A scientist at the Southern Plains Agricultural Research Center in College Station, Texas, has come up with an alternative to antimicrobials to control Escherichia coli, a leading cause of sickness and death in newborn and weaned pigs. Each year, the U.S. swine industry loses millions of dollars as a result of bacterial infections in these vulnerable, young animals.
Dr. Roger B. Harvey, a veterinary medical officer in the Food and Feed Safety Research Unit of the Department of Agriculture's ARS, has led an effort to develop a mixed culture of beneficial bacteria that is being referred to as RPCF—for recombined porcine continuous-flow. Scientists think that RPCF might one day eliminate the need for antimicrobial treatments.
His method involves colonizing the intestinal tract of each young pig with a mixture of beneficial bacteria obtained from other pigs. About 35,000 pigs have been tested at four nursery farms and one wean-to-finish operation in five U.S. regions. Those farms had pigs affected with disease caused by the F-18 strain of E coli. So far, the RPCF mixture of beneficial bacteria has been shown to reduce illness, death, and medication costs from E coli infections. Cost benefits to producers from mortality reductions varied, depending on the size of the farm; however, they averaged about $22,000 per farm in the first year of testing.
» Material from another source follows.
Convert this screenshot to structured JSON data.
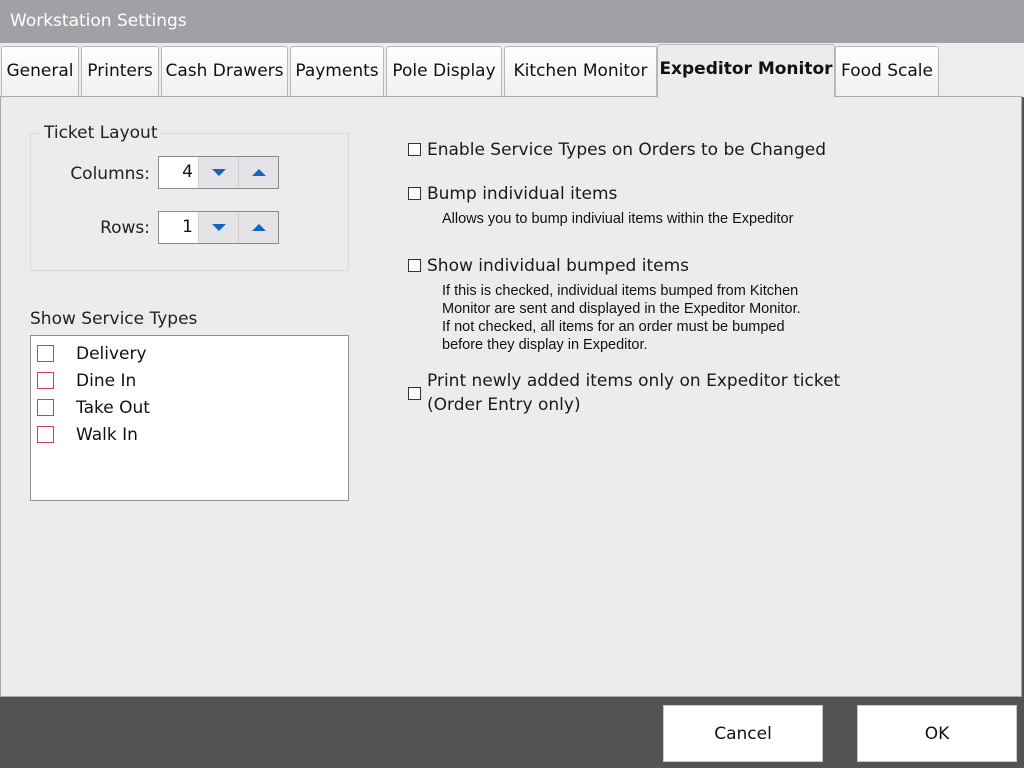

More about this research can be found in the March 2004 issue of Agricultural Research magazine, online at www.ars.usda.gov/is/AR/archive/mar04/pigs0304.htm.